**Work instruction:**
Each line of the data that mentions the string "Node" needs to be identified and copied.
__________
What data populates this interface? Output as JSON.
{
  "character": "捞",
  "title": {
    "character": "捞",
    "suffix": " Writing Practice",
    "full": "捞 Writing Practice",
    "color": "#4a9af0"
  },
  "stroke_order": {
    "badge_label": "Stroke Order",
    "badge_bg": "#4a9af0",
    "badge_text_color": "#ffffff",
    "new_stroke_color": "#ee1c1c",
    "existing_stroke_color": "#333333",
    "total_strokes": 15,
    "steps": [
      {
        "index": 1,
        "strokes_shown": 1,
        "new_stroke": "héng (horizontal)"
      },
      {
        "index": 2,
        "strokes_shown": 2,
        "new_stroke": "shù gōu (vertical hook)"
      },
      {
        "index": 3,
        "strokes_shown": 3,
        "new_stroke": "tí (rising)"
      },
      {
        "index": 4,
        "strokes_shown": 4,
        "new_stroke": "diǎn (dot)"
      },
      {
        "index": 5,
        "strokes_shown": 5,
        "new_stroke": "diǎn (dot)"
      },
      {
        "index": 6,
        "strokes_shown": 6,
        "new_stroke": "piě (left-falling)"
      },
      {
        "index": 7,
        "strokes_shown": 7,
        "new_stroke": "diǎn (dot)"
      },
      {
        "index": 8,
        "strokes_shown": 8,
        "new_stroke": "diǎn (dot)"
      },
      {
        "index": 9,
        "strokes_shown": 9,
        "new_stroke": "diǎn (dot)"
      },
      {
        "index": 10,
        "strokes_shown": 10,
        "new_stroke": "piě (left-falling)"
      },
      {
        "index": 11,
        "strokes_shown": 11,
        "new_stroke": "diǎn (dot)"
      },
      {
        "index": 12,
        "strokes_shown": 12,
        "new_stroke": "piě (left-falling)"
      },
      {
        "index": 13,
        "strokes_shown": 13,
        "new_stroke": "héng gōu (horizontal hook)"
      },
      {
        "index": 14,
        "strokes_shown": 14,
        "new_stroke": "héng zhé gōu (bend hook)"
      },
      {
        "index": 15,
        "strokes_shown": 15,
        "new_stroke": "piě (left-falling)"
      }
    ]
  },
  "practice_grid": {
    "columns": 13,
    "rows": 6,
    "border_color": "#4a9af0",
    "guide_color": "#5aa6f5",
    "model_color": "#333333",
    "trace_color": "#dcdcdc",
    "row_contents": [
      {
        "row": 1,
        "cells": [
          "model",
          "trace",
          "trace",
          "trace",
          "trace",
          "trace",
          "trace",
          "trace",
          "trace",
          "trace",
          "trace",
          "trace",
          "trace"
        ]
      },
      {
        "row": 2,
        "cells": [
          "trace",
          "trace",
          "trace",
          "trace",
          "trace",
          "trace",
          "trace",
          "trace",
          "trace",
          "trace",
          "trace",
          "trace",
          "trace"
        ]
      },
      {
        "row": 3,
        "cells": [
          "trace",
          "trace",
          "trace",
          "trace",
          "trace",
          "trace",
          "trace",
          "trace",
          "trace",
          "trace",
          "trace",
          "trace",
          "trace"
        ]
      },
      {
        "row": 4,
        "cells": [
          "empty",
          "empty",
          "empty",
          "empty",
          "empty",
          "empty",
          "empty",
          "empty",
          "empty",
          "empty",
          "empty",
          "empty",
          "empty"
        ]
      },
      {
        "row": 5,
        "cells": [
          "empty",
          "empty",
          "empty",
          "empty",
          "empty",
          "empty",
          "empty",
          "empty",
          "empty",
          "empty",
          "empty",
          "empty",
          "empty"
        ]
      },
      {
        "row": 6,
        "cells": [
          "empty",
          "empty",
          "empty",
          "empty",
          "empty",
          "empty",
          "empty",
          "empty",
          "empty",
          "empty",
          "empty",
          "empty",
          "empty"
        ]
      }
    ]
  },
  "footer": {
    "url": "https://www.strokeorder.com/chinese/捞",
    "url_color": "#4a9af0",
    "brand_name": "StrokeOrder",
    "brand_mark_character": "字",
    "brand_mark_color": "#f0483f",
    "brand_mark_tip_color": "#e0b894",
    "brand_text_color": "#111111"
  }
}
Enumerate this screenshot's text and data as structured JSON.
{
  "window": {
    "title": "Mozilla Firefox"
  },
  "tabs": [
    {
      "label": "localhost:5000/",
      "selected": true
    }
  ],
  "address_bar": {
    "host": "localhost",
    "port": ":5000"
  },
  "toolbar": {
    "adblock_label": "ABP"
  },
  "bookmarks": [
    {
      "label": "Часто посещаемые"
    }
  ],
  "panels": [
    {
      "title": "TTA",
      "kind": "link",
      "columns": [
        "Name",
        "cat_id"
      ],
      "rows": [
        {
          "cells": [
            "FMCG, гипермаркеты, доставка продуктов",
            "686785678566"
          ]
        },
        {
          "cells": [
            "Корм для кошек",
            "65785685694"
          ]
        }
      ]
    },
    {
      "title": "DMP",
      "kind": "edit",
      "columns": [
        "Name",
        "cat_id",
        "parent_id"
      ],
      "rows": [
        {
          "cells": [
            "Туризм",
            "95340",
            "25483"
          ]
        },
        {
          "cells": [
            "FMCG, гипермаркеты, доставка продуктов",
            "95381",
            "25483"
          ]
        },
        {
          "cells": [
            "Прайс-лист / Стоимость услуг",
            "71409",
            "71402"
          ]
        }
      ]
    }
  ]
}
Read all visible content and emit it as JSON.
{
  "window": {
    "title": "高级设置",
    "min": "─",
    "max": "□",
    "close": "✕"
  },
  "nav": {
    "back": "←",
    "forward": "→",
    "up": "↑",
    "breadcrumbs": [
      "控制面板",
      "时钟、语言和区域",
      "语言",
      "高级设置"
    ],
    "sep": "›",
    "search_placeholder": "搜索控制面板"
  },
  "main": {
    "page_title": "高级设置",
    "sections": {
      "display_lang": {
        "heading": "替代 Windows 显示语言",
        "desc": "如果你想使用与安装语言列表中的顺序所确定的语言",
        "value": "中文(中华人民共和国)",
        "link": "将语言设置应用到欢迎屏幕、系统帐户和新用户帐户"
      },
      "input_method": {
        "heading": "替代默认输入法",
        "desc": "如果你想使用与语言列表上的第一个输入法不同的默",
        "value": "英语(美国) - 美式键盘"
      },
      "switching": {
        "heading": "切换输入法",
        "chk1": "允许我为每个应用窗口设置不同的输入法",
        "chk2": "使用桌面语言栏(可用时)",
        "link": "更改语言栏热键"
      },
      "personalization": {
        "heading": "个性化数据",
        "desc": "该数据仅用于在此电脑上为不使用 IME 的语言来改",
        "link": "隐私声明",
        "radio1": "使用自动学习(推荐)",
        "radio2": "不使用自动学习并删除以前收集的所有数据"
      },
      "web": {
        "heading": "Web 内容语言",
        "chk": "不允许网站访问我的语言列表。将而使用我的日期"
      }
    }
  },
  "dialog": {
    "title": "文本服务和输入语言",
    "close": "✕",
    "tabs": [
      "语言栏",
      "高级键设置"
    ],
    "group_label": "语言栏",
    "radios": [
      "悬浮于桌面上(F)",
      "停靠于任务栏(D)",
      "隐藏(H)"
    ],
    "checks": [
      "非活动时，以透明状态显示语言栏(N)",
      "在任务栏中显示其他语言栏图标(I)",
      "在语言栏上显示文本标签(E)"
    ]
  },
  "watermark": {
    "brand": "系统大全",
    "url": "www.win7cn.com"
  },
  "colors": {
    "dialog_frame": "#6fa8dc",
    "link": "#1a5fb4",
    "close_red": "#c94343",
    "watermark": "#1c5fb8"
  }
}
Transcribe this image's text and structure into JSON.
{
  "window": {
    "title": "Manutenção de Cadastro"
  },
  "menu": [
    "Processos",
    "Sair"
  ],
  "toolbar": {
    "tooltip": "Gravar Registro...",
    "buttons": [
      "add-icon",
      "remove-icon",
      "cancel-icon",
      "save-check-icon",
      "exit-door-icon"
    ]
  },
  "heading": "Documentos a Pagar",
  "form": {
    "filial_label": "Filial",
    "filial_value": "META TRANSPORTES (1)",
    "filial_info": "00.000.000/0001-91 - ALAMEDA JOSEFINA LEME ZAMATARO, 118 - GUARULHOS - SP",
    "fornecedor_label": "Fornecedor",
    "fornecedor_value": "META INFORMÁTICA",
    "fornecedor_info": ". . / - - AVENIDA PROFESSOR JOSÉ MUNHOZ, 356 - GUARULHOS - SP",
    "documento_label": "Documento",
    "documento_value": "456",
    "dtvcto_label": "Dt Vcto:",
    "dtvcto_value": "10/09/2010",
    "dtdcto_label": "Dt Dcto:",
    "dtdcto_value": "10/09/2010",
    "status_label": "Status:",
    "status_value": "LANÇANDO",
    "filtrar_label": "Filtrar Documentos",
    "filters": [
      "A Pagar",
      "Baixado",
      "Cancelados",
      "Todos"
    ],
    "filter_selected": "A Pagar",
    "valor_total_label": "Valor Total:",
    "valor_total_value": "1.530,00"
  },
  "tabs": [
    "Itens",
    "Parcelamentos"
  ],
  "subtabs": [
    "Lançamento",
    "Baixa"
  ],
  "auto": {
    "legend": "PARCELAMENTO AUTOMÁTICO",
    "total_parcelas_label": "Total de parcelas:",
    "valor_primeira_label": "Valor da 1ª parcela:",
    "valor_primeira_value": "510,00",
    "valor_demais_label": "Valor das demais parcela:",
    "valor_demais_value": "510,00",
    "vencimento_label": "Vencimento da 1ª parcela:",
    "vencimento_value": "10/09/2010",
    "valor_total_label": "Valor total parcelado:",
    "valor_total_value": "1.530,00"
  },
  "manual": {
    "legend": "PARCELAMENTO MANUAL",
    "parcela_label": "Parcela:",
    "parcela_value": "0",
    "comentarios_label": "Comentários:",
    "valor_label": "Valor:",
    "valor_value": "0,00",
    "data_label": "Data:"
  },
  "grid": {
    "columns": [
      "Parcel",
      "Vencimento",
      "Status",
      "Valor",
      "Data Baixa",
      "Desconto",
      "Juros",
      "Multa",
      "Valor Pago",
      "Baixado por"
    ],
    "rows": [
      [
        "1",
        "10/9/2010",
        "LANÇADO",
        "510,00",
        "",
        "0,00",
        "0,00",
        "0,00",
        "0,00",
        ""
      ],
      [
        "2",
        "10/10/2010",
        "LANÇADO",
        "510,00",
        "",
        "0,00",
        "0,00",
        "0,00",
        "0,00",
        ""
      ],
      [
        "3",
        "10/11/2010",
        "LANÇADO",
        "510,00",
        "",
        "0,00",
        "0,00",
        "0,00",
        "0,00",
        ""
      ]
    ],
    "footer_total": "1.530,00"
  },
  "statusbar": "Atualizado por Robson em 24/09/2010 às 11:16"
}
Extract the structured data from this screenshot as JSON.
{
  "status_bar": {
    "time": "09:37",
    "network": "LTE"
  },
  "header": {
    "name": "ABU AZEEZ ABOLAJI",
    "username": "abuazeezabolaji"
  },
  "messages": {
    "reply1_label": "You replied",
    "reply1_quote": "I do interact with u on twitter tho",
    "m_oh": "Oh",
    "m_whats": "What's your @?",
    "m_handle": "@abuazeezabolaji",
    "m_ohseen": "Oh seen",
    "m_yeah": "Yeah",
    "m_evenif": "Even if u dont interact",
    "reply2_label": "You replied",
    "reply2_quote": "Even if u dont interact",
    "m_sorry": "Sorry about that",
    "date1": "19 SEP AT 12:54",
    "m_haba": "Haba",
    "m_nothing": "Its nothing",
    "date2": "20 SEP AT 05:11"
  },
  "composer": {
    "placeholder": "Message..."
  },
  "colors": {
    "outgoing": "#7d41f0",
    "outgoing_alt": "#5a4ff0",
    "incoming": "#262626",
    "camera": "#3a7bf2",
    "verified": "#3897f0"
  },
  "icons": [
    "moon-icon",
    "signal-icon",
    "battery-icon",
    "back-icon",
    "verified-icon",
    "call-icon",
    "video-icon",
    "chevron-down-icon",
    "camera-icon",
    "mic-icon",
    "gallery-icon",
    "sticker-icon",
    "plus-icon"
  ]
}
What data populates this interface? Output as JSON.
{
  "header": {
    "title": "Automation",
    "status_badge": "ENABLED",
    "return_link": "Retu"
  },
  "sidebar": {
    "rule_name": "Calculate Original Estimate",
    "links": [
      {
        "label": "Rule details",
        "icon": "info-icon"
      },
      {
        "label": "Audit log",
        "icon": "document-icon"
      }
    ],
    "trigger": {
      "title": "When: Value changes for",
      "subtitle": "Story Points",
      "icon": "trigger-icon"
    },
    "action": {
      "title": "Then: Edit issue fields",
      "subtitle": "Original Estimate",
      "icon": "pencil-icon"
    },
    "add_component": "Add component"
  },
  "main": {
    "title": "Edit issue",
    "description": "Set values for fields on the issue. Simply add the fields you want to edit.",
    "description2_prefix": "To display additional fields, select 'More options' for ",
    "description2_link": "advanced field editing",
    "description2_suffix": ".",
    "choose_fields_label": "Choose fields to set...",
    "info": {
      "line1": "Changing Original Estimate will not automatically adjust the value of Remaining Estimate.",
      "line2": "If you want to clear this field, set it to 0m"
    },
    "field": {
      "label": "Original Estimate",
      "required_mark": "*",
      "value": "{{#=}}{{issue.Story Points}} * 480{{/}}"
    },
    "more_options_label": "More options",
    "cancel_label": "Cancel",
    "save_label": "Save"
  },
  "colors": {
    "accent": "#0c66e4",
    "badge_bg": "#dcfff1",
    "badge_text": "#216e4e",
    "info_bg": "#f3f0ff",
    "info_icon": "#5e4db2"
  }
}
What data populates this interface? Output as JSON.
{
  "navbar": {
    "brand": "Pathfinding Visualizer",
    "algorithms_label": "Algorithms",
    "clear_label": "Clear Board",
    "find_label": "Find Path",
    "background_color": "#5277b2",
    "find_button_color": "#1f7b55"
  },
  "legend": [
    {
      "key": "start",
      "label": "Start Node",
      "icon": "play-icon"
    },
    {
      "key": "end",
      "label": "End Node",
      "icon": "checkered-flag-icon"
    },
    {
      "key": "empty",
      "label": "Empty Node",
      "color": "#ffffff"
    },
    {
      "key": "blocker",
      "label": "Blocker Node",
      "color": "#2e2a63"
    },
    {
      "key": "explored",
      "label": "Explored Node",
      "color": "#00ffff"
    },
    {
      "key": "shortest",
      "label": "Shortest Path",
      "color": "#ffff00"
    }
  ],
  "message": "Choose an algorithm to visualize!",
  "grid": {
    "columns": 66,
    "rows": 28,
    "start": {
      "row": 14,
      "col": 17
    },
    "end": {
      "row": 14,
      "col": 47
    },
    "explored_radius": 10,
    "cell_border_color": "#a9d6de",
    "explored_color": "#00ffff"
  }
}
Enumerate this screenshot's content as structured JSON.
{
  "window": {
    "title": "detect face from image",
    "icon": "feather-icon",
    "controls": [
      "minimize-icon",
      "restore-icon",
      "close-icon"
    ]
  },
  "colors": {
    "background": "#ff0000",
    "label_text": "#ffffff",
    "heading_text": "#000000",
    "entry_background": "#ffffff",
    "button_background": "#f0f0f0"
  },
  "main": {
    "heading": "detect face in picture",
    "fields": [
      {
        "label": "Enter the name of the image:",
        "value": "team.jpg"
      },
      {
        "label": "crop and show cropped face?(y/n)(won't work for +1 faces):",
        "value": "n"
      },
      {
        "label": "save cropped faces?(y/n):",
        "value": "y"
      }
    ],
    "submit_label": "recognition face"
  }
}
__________
**Output below:**
      "label": "Start Node",
      "label": "End Node",
      "label": "Empty Node",
      "label": "Blocker Node",
      "label": "Explored Node",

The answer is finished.